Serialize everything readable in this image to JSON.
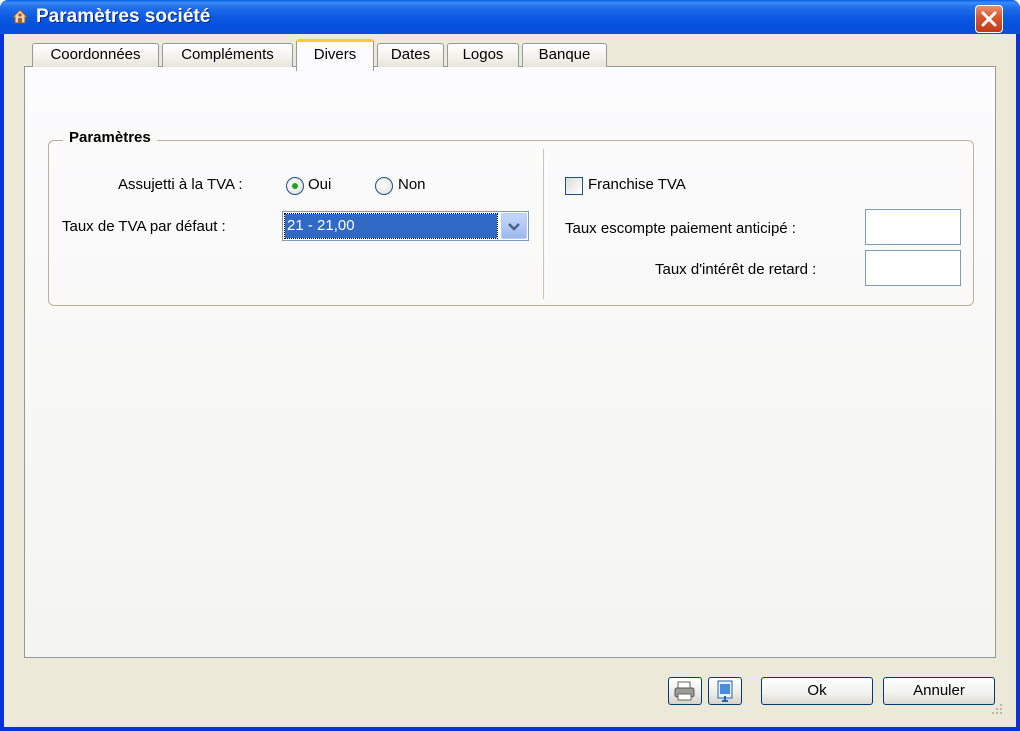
{
  "window": {
    "title": "Paramètres société",
    "accent_color": "#0a58e0",
    "close_icon": "close-icon"
  },
  "tabs": [
    {
      "label": "Coordonnées",
      "active": false
    },
    {
      "label": "Compléments",
      "active": false
    },
    {
      "label": "Divers",
      "active": true
    },
    {
      "label": "Dates",
      "active": false
    },
    {
      "label": "Logos",
      "active": false
    },
    {
      "label": "Banque",
      "active": false
    }
  ],
  "group": {
    "title": "Paramètres",
    "tva_label": "Assujetti à la TVA :",
    "radio_oui": "Oui",
    "radio_non": "Non",
    "selected_radio": "Oui",
    "default_rate_label": "Taux de TVA par défaut :",
    "default_rate_value": "21 - 21,00",
    "franchise_label": "Franchise TVA",
    "franchise_checked": false,
    "discount_label": "Taux escompte paiement anticipé :",
    "discount_value": "",
    "interest_label": "Taux d'intérêt de retard :",
    "interest_value": ""
  },
  "footer": {
    "print_icon": "printer-icon",
    "preview_icon": "preview-icon",
    "ok_label": "Ok",
    "cancel_label": "Annuler"
  }
}
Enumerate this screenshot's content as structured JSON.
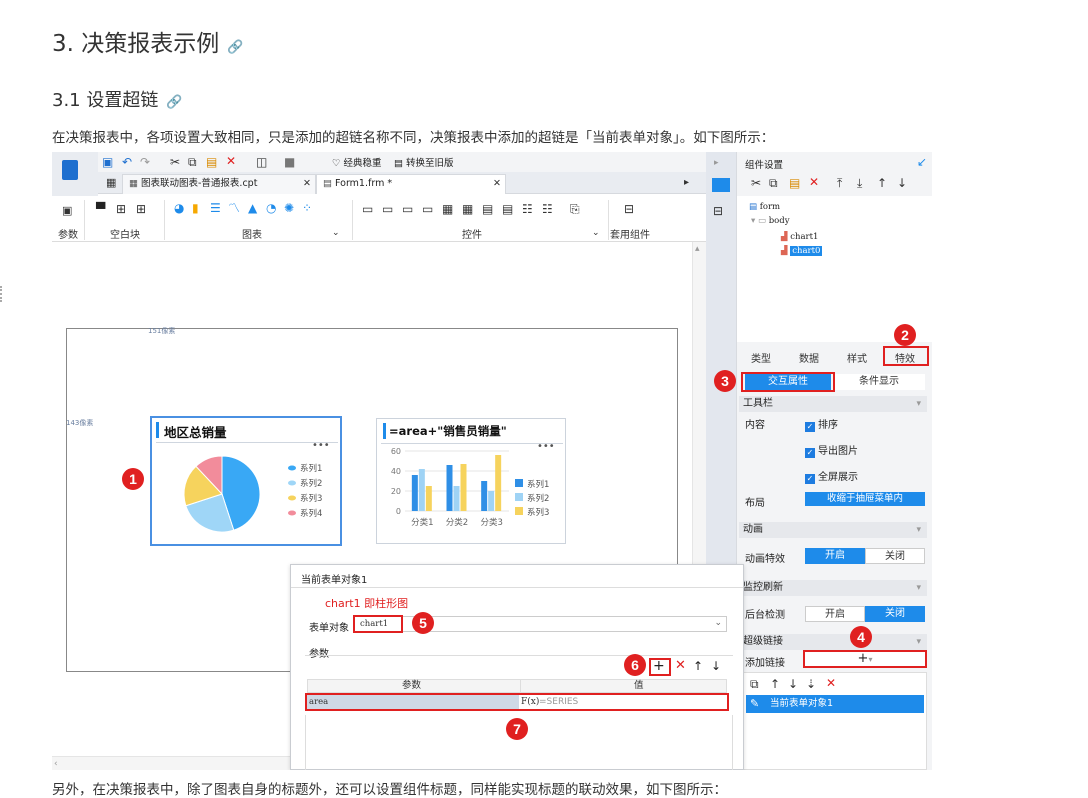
{
  "article": {
    "h2": "3. 决策报表示例",
    "h3": "3.1 设置超链",
    "anchor_glyph": "🔗",
    "para": "在决策报表中，各项设置大致相同，只是添加的超链名称不同，决策报表中添加的超链是「当前表单对象」。如下图所示：",
    "para2": "另外，在决策报表中，除了图表自身的标题外，还可以设置组件标题，同样能实现标题的联动效果，如下图所示："
  },
  "designer": {
    "toolbar": {
      "classic": "经典稳重",
      "switch_old": "转换至旧版"
    },
    "tabs": [
      {
        "label": "图表联动图表-普通报表.cpt"
      },
      {
        "label": "Form1.frm *"
      }
    ],
    "ribbon": {
      "param": "参数",
      "blank": "空白块",
      "chart": "图表",
      "widget": "控件",
      "reuse": "套用组件"
    },
    "canvas": {
      "width_label": "151像素",
      "height_label": "143像素"
    },
    "chart1": {
      "title": "地区总销量",
      "legend": [
        "系列1",
        "系列2",
        "系列3",
        "系列4"
      ]
    },
    "chart2": {
      "title": "=area+\"销售员销量\"",
      "y_ticks": [
        "60",
        "40",
        "20",
        "0"
      ],
      "categories": [
        "分类1",
        "分类2",
        "分类3"
      ],
      "legend": [
        "系列1",
        "系列2",
        "系列3"
      ]
    }
  },
  "chart_data": [
    {
      "type": "pie",
      "title": "地区总销量",
      "labels": [
        "系列1",
        "系列2",
        "系列3",
        "系列4"
      ],
      "values": [
        45,
        25,
        18,
        12
      ],
      "colors": [
        "#39a8f5",
        "#9fd6f7",
        "#f6d35d",
        "#f28c9b"
      ]
    },
    {
      "type": "bar",
      "title": "=area+\"销售员销量\"",
      "categories": [
        "分类1",
        "分类2",
        "分类3"
      ],
      "series": [
        {
          "name": "系列1",
          "values": [
            36,
            46,
            30
          ]
        },
        {
          "name": "系列2",
          "values": [
            42,
            25,
            20
          ]
        },
        {
          "name": "系列3",
          "values": [
            25,
            47,
            56
          ]
        }
      ],
      "ylim": [
        0,
        60
      ],
      "colors": [
        "#2f8fe6",
        "#9fd3f5",
        "#f6d35d"
      ]
    }
  ],
  "right_panel": {
    "title": "组件设置",
    "tree": [
      "form",
      "body",
      "chart1",
      "chart0"
    ],
    "tabs": [
      "类型",
      "数据",
      "样式",
      "特效"
    ],
    "subtabs": [
      "交互属性",
      "条件显示"
    ],
    "toolbar_section": "工具栏",
    "content_label": "内容",
    "checks": [
      "排序",
      "导出图片",
      "全屏展示"
    ],
    "layout_label": "布局",
    "layout_value": "收缩于抽屉菜单内",
    "anim_section": "动画",
    "anim_label": "动画特效",
    "on": "开启",
    "off": "关闭",
    "monitor_section": "监控刷新",
    "monitor_label": "后台检测",
    "link_section": "超级链接",
    "add_link": "添加链接",
    "link_item": "当前表单对象1"
  },
  "dialog": {
    "title": "当前表单对象1",
    "note": "chart1 即柱形图",
    "form_obj_label": "表单对象",
    "form_obj_value": "chart1",
    "params_label": "参数",
    "col_param": "参数",
    "col_value": "值",
    "row_param": "area",
    "row_fx": "F(x)",
    "row_value": "=SERIES"
  },
  "badges": [
    "1",
    "2",
    "3",
    "4",
    "5",
    "6",
    "7"
  ]
}
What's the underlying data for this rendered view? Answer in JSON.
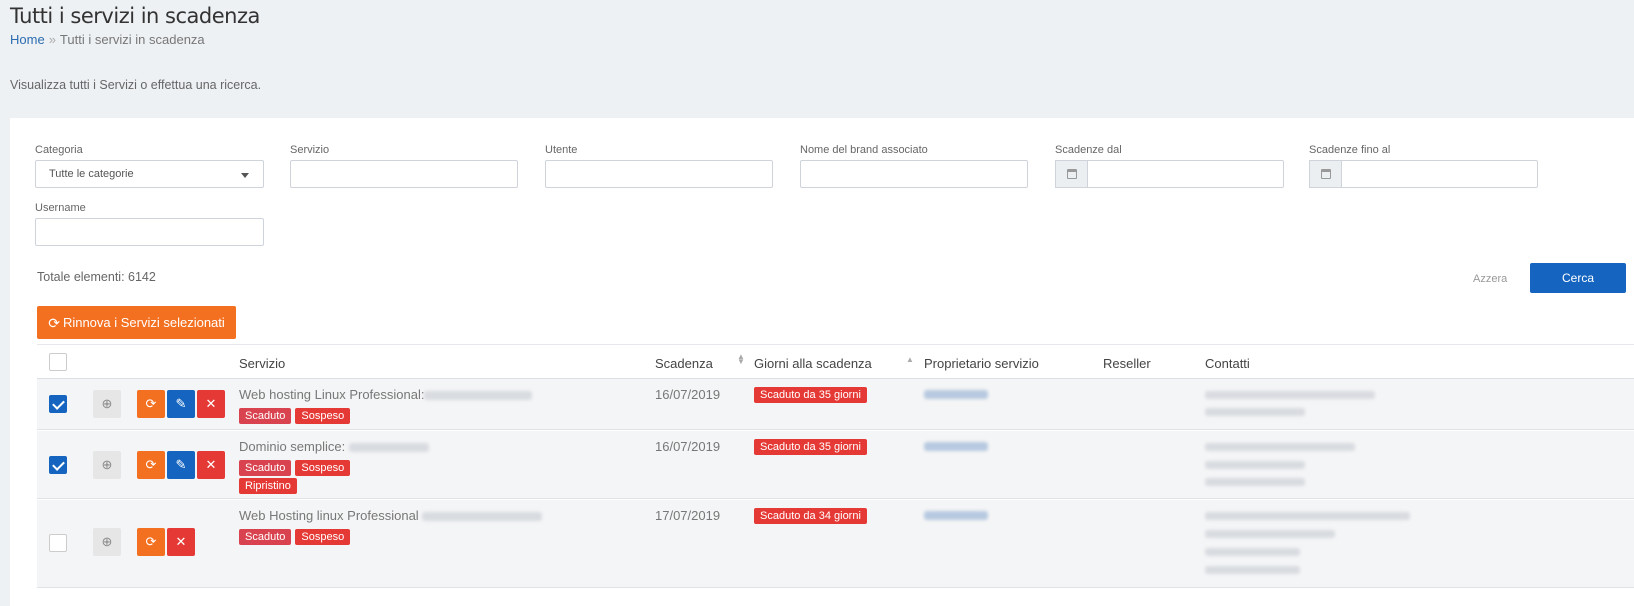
{
  "header": {
    "title": "Tutti i servizi in scadenza",
    "breadcrumb": {
      "home": "Home",
      "separator": "»",
      "current": "Tutti i servizi in scadenza"
    },
    "intro": "Visualizza tutti i Servizi o effettua una ricerca."
  },
  "filters": {
    "categoria": {
      "label": "Categoria",
      "value": "Tutte le categorie"
    },
    "servizio": {
      "label": "Servizio",
      "value": ""
    },
    "utente": {
      "label": "Utente",
      "value": ""
    },
    "brand": {
      "label": "Nome del brand associato",
      "value": ""
    },
    "scadenze_dal": {
      "label": "Scadenze dal",
      "value": ""
    },
    "scadenze_al": {
      "label": "Scadenze fino al",
      "value": ""
    },
    "username": {
      "label": "Username",
      "value": ""
    }
  },
  "summary": {
    "total": "Totale elementi: 6142"
  },
  "actions": {
    "reset": "Azzera",
    "search": "Cerca",
    "renew": "Rinnova i Servizi selezionati"
  },
  "table": {
    "columns": {
      "servizio": "Servizio",
      "scadenza": "Scadenza",
      "giorni": "Giorni alla scadenza",
      "proprietario": "Proprietario servizio",
      "reseller": "Reseller",
      "contatti": "Contatti"
    },
    "rows": [
      {
        "checked": true,
        "name": "Web hosting Linux Professional:",
        "badges": [
          "Scaduto",
          "Sospeso"
        ],
        "date": "16/07/2019",
        "days": "Scaduto da 35 giorni"
      },
      {
        "checked": true,
        "name": "Dominio semplice:",
        "badges": [
          "Scaduto",
          "Sospeso",
          "Ripristino"
        ],
        "date": "16/07/2019",
        "days": "Scaduto da 35 giorni"
      },
      {
        "checked": false,
        "name": "Web Hosting linux Professional",
        "badges": [
          "Scaduto",
          "Sospeso"
        ],
        "date": "17/07/2019",
        "days": "Scaduto da 34 giorni"
      }
    ]
  },
  "icons": {
    "zoom": "zoom-in-icon",
    "renew": "refresh-icon",
    "edit_date": "calendar-edit-icon",
    "cancel": "calendar-x-icon",
    "calendar": "calendar-icon"
  },
  "colors": {
    "primary": "#1565c0",
    "accent": "#f47021",
    "danger": "#e53935",
    "badge_scaduto": "#d9434f"
  }
}
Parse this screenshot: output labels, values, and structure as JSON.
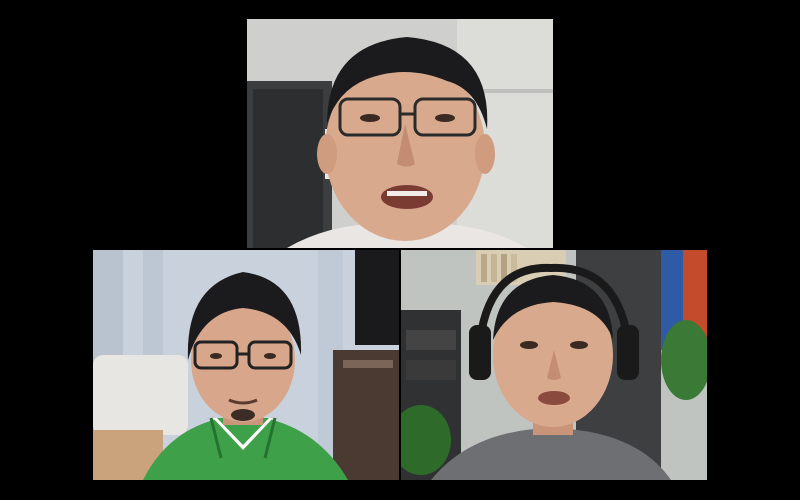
{
  "call": {
    "participant_count": 3,
    "layout": "gallery"
  },
  "participants": [
    {
      "position": "top",
      "video_on": true,
      "description_icon": "participant-video"
    },
    {
      "position": "bottom-left",
      "video_on": true,
      "description_icon": "participant-video"
    },
    {
      "position": "bottom-right",
      "video_on": true,
      "description_icon": "participant-video"
    }
  ],
  "colors": {
    "background": "#000000",
    "shirt_green": "#3fa04a",
    "shirt_gray": "#6d6f72",
    "skin": "#d9a98e",
    "hair": "#1b1b1d"
  }
}
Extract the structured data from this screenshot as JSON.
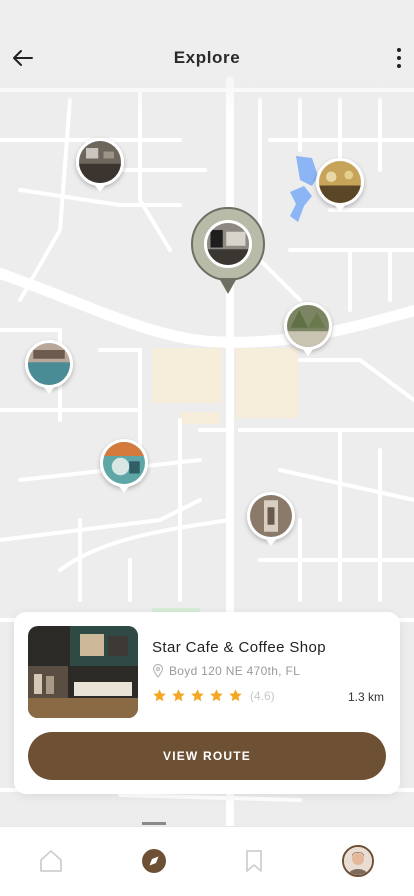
{
  "header": {
    "title": "Explore",
    "back_icon": "arrow-left-icon",
    "menu_icon": "more-vertical-icon"
  },
  "map": {
    "background": "#ededed",
    "road": "#ffffff",
    "water": "#8bb5f5",
    "landmark": "#f6eedb"
  },
  "card": {
    "name": "Star Cafe & Coffee Shop",
    "address": "Boyd 120 NE 470th, FL",
    "stars": 5,
    "rating": "(4.6)",
    "distance": "1.3 km",
    "button_label": "VIEW ROUTE"
  },
  "colors": {
    "accent": "#6e5035",
    "star": "#f5a623"
  },
  "tabs": [
    {
      "name": "home",
      "icon": "home-icon",
      "active": false
    },
    {
      "name": "explore",
      "icon": "compass-icon",
      "active": true
    },
    {
      "name": "saved",
      "icon": "bookmark-icon",
      "active": false
    },
    {
      "name": "profile",
      "icon": "avatar",
      "active": false
    }
  ]
}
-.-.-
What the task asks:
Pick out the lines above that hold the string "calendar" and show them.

Output for this task:
    "edit_date": "calendar-edit-icon",
    "cancel": "calendar-x-icon",
    "calendar": "calendar-icon"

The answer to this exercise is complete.